Column: Rainbow on your plate
“Put a rainbow on your plate.” That has been the message at many of my summer programs at libraries, child care centers and other organizations. Sure, rainbows are pretty, but on our plate? What I’m referring to is the color found in fruits and vegetables!
Why does color matter? The color molecules that form the more than 2,000 pigments in plant foods not only look tasty, but also contain strong, health-promoting substances called antioxidants. These antioxidants neutralize the free radicals formed when cells burn oxygen for energy. Free radicals can damage or destroy healthy cells. In general, the deeper the color of a fruit or vegetable, the more powerful the antioxidant action of that food. Other phytochemicals (“phyto,” pronounced fight-o, means plant) in addition to antioxidants also help protect against the damaging effects of toxic substances. Eating a variety of fruits and vegetables allows their different phytonutrients to work together to help fight illnesses.

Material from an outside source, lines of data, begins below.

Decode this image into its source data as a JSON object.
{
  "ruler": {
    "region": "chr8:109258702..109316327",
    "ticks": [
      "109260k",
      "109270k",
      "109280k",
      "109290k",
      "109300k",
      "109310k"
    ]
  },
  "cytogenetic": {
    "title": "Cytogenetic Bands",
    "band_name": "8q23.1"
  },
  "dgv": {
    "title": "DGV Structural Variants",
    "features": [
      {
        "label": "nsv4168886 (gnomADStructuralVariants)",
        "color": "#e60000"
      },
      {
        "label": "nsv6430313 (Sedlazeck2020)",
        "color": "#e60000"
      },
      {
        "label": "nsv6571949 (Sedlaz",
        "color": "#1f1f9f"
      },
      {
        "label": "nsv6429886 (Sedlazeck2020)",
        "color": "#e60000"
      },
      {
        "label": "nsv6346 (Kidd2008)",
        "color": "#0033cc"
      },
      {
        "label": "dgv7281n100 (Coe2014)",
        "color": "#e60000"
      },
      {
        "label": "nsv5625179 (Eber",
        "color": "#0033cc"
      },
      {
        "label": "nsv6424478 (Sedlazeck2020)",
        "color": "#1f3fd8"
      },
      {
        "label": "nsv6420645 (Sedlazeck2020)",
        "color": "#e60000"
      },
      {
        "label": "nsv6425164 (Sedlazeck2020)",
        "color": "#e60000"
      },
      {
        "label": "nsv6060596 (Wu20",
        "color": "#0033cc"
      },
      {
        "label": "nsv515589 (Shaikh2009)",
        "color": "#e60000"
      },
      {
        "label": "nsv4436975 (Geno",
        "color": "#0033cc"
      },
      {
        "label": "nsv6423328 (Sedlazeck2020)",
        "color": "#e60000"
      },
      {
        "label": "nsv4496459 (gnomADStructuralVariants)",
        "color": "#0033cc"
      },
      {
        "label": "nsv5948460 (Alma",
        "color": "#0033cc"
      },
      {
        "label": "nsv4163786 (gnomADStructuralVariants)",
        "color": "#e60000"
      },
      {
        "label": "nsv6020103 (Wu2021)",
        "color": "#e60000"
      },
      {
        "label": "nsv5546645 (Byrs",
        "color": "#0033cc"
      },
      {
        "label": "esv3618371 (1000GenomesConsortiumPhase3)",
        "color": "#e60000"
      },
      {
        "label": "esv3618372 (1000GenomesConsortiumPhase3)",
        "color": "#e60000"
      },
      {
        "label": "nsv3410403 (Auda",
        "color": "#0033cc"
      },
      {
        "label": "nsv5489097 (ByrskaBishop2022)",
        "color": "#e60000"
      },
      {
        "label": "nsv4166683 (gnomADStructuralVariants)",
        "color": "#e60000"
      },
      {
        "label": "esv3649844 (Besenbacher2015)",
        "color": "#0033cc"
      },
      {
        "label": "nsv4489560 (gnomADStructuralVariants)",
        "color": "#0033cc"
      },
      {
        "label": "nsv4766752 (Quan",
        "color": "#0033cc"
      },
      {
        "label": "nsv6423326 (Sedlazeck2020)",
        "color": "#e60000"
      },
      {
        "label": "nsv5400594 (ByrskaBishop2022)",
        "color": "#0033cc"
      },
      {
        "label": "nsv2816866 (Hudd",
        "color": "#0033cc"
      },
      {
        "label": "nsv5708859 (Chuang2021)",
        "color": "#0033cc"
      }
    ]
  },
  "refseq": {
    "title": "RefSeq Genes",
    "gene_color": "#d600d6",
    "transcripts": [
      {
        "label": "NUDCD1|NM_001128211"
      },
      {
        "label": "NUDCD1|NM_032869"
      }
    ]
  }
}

Fruits and vegetables provide a wide spectrum of healthful qualities, including vitamins and minerals. They are low in calories and sodium, high in water content and contain no cholesterol. Many are good sources of dietary fiber, which helps satisfy hunger and enhances bowel health. Most contain very little fat, and fruit has natural sweetness.
Eating different colors of fruits and vegetables each day offers a satisfying variety of tastes and textures while increasing protection against disease. A diet rich in natural plant pigments protects against heart disease and cancer, slows the aging process, and strengthens mental capacity and the immune system. It also helps decrease the risk of high blood pressure, lung or pulmonary disease such as asthma, stroke, cataracts, age-related macular degeneration, constipation, urinary tract infections, diverticulosis, diabetes, obesity and wrinkling of the skin.
It is important to remember to wash all fruits and vegetables, even those that will be peeled, prior to eating. There is no need to use soaps or bleach solutions, as those products are not intended for consumption. There are produce wash products in the marketplace, however vinegar or lemon juice will be just as effective as an anti-microbial agent.
To include the most phytochemicals in our diet, the Produce for Better Health (PBH) Foundation encourages us to choose fruits and vegetables from the following color groups: Red; Orange/Yellow; Green; Blue/Violet/Black; White/Tan/Brown. A very kid friendly method to ‘eat your colors’ is to pick a fruit from each color group and make rainbow fruit kabobs. For more, including a recipe for fruit salad with citrus sauce, go to tonganoxiemirror.com.
— For more from K State Research and Extension office for Leavenworth County, call 913-364-5700 or visit the office at 613 Holiday Plaza in Lansing. More information also can be found at leavenworth.ksu.edu.